Scientifically, however, a fertilized egg is the first point in the process where you have a new individual. That's a rather solid line to use, even if it is rather inconvenient for certain purposes. Of course, depending you your point of view, that may be a benefit of the line, not a problem.
A lot of ethical considerations stem from what you consider to be a "human". While you can set that point anywhere you want to, the problem is also that you can set that point anywhere you want to. With the ability to genetically engineer humans, it's far too convenient to state that they're not human until you're done altering their genome at the most obvious point of intervention.
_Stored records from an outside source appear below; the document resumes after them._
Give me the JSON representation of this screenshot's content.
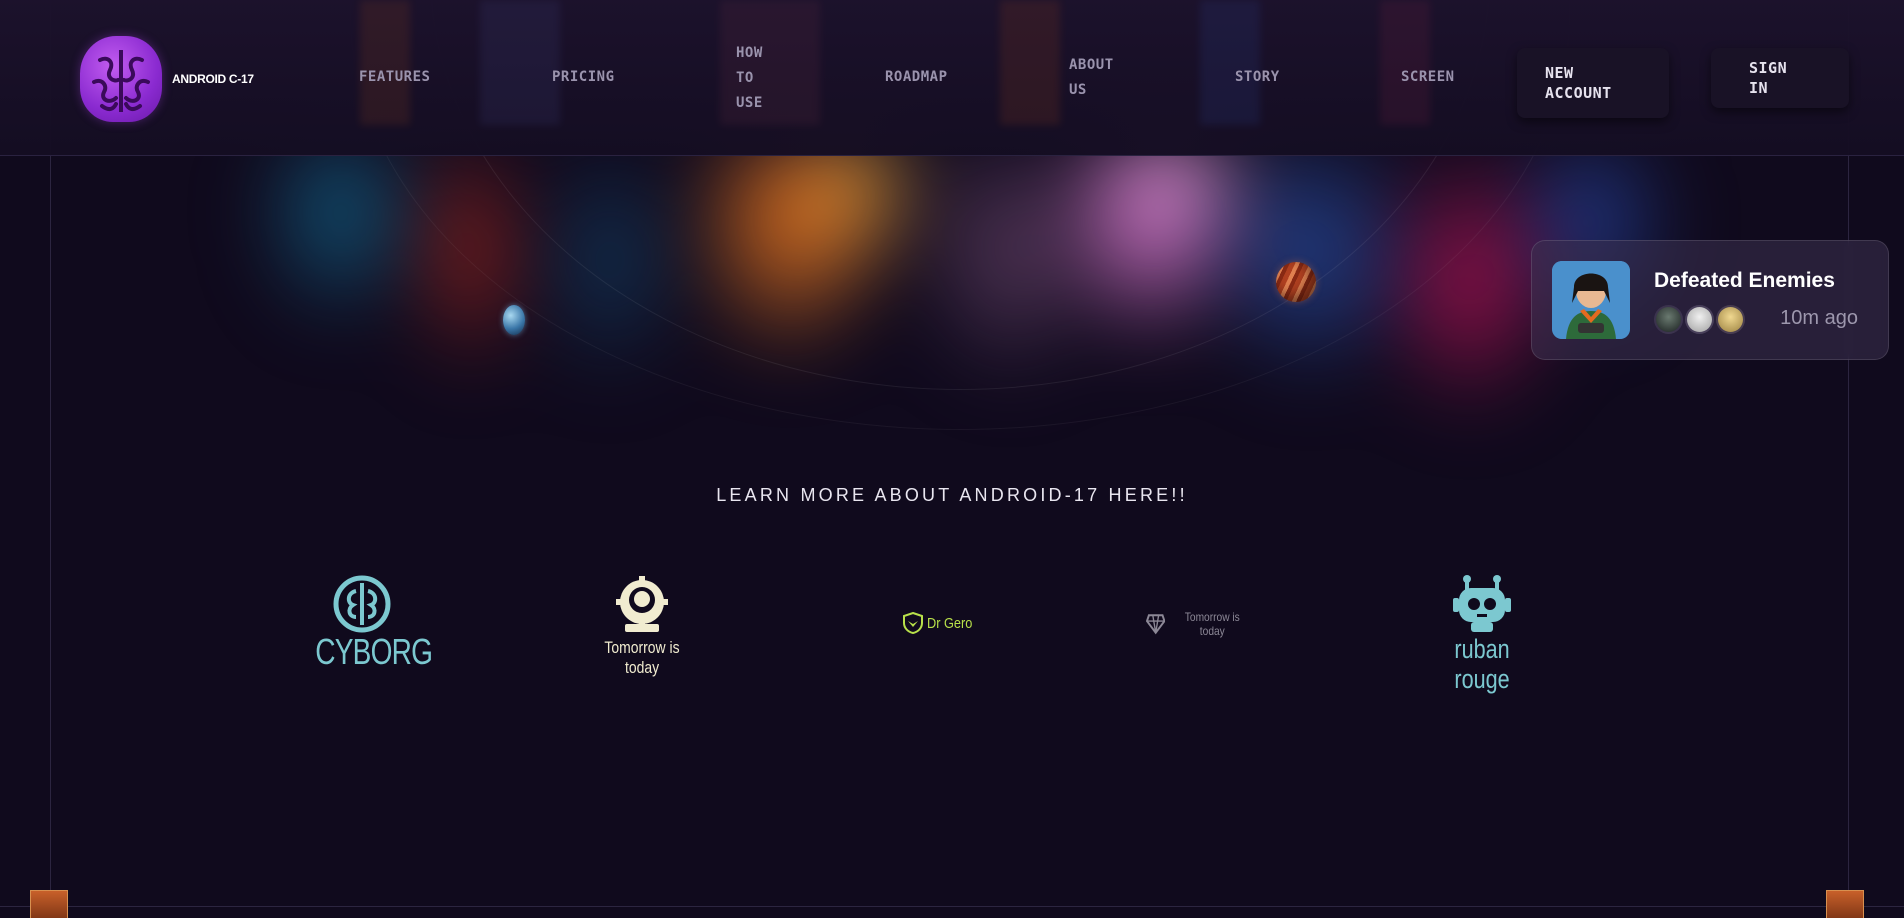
{
  "header": {
    "brand": "ANDROID C-17",
    "nav": [
      {
        "label": "FEATURES"
      },
      {
        "label": "PRICING"
      },
      {
        "label": "HOW\nTO\nUSE"
      },
      {
        "label": "ROADMAP"
      },
      {
        "label": "ABOUT\nUS"
      },
      {
        "label": "STORY"
      },
      {
        "label": "SCREEN"
      }
    ],
    "new_account": "NEW\nACCOUNT",
    "sign_in": "SIGN\nIN"
  },
  "notification": {
    "title": "Defeated Enemies",
    "time": "10m ago"
  },
  "learn_more": "LEARN MORE ABOUT ANDROID-17 HERE!!",
  "partners": [
    {
      "name": "CYBORG",
      "icon": "brain-circuit-icon",
      "color": "#7cc8d0"
    },
    {
      "name": "Tomorrow is today",
      "icon": "gear-head-icon",
      "color": "#f1ecd0"
    },
    {
      "name": "Dr Gero",
      "icon": "shield-leaf-icon",
      "color": "#b8e04a"
    },
    {
      "name": "Tomorrow is today",
      "icon": "diamond-icon",
      "color": "#8c8896"
    },
    {
      "name": "ruban rouge",
      "icon": "robot-head-icon",
      "color": "#7cc8d0"
    }
  ],
  "colors": {
    "background": "#100a1d",
    "brand_purple": "#a23de0",
    "accent_teal": "#7cc8d0"
  }
}
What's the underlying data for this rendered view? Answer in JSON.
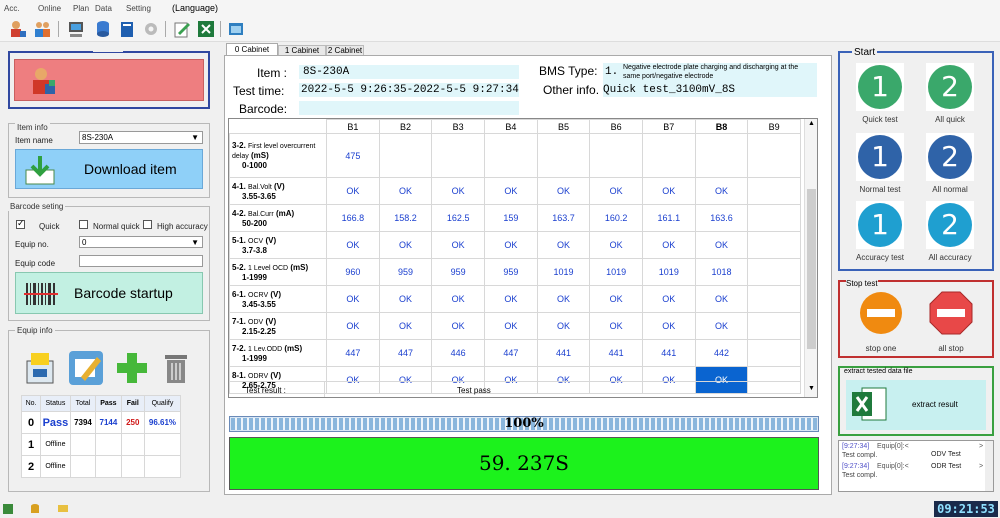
{
  "menu": [
    "Acc.",
    "Online",
    "Plan",
    "Data",
    "Setting",
    "(Language)"
  ],
  "tabs": [
    "0 Cabinet",
    "1 Cabinet",
    "2 Cabinet"
  ],
  "info": {
    "item_label": "Item :",
    "item_value": "8S-230A",
    "time_label": "Test time:",
    "time_value": "2022-5-5 9:26:35-2022-5-5 9:27:34",
    "barcode_label": "Barcode:",
    "barcode_value": "",
    "bms_label": "BMS Type:",
    "bms_value": "1.",
    "bms_desc": "Negative electrode plate charging and discharging at the same port/negative electrode",
    "other_label": "Other info.",
    "other_value": "Quick test_3100mV_8S"
  },
  "grid": {
    "columns": [
      "B1",
      "B2",
      "B3",
      "B4",
      "B5",
      "B6",
      "B7",
      "B8",
      "B9"
    ],
    "rows": [
      {
        "code": "3-2.",
        "name": "First level overcurrent delay",
        "unit": "(mS)",
        "range": "0-1000",
        "values": [
          "475",
          "",
          "",
          "",
          "",
          "",
          "",
          "",
          ""
        ]
      },
      {
        "code": "4-1.",
        "name": "Bal.Volt",
        "unit": "(V)",
        "range": "3.55-3.65",
        "values": [
          "OK",
          "OK",
          "OK",
          "OK",
          "OK",
          "OK",
          "OK",
          "OK",
          ""
        ]
      },
      {
        "code": "4-2.",
        "name": "Bal.Curr",
        "unit": "(mA)",
        "range": "50-200",
        "values": [
          "166.8",
          "158.2",
          "162.5",
          "159",
          "163.7",
          "160.2",
          "161.1",
          "163.6",
          ""
        ]
      },
      {
        "code": "5-1.",
        "name": "OCV",
        "unit": "(V)",
        "range": "3.7-3.8",
        "values": [
          "OK",
          "OK",
          "OK",
          "OK",
          "OK",
          "OK",
          "OK",
          "OK",
          ""
        ]
      },
      {
        "code": "5-2.",
        "name": "1 Level OCD",
        "unit": "(mS)",
        "range": "1-1999",
        "values": [
          "960",
          "959",
          "959",
          "959",
          "1019",
          "1019",
          "1019",
          "1018",
          ""
        ]
      },
      {
        "code": "6-1.",
        "name": "OCRV",
        "unit": "(V)",
        "range": "3.45-3.55",
        "values": [
          "OK",
          "OK",
          "OK",
          "OK",
          "OK",
          "OK",
          "OK",
          "OK",
          ""
        ]
      },
      {
        "code": "7-1.",
        "name": "ODV",
        "unit": "(V)",
        "range": "2.15-2.25",
        "values": [
          "OK",
          "OK",
          "OK",
          "OK",
          "OK",
          "OK",
          "OK",
          "OK",
          ""
        ]
      },
      {
        "code": "7-2.",
        "name": "1 Lev.ODD",
        "unit": "(mS)",
        "range": "1-1999",
        "values": [
          "447",
          "447",
          "446",
          "447",
          "441",
          "441",
          "441",
          "442",
          ""
        ]
      },
      {
        "code": "8-1.",
        "name": "ODRV",
        "unit": "(V)",
        "range": "2.65-2.75",
        "values": [
          "OK",
          "OK",
          "OK",
          "OK",
          "OK",
          "OK",
          "OK",
          "OK",
          ""
        ]
      }
    ],
    "result_label": "Test result  :",
    "result_value": "Test pass"
  },
  "progress": {
    "text": "100%",
    "fraction": 1.0
  },
  "timer": "59. 237S",
  "left": {
    "item_info_title": "Item info",
    "item_name_label": "Item name",
    "item_name_value": "8S-230A",
    "download_label": "Download item",
    "barcode_title": "Barcode seting",
    "quick": "Quick",
    "normal_quick": "Normal quick",
    "high_accuracy": "High accuracy",
    "equip_no_label": "Equip no.",
    "equip_no_value": "0",
    "equip_code_label": "Equip code",
    "barcode_startup": "Barcode startup",
    "equip_info_title": "Equip info",
    "table_headers": [
      "No.",
      "Status",
      "Total",
      "Pass",
      "Fail",
      "Qualify"
    ],
    "table_rows": [
      {
        "no": "0",
        "status": "Pass",
        "total": "7394",
        "pass": "7144",
        "fail": "250",
        "qualify": "96.61%"
      },
      {
        "no": "1",
        "status": "Offline",
        "total": "",
        "pass": "",
        "fail": "",
        "qualify": ""
      },
      {
        "no": "2",
        "status": "Offline",
        "total": "",
        "pass": "",
        "fail": "",
        "qualify": ""
      }
    ]
  },
  "right": {
    "start_title": "Start",
    "buttons": [
      {
        "num": "1",
        "label": "Quick test",
        "color": "#3aa86b"
      },
      {
        "num": "2",
        "label": "All quick",
        "color": "#3aa86b"
      },
      {
        "num": "1",
        "label": "Normal test",
        "color": "#2f63a8"
      },
      {
        "num": "2",
        "label": "All normal",
        "color": "#2f63a8"
      },
      {
        "num": "1",
        "label": "Accuracy test",
        "color": "#1f9fd0"
      },
      {
        "num": "2",
        "label": "All accuracy",
        "color": "#1f9fd0"
      }
    ],
    "stop_title": "Stop test",
    "stop_one": "stop one",
    "all_stop": "all stop",
    "extract_title": "extract tested data file",
    "extract_result": "extract result",
    "log": [
      {
        "time": "[9:27:34]",
        "text": "Equip[0]:<",
        "test": "ODV Test",
        "tail": ">",
        "sub": "Test compl."
      },
      {
        "time": "[9:27:34]",
        "text": "Equip[0]:<",
        "test": "ODR Test",
        "tail": ">",
        "sub": "Test compl."
      }
    ]
  },
  "status": {
    "clock": "09:21:53"
  }
}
I think it's a mind that defines a person, that a mind depends on neuron activity in the cerebral cortex, and that this activity, as evidenced by brain waves, commences after 20 weeks gestation (18 weeks of pregnancy). This seems far more relevant to me than when there is an individual body. Also, twinning can occur, or a fertilised egg may produce only a placenta, so I don't think it's accurate to call fertilisation "the first point in the process where you have a new individual" even if you are only interested in bodies.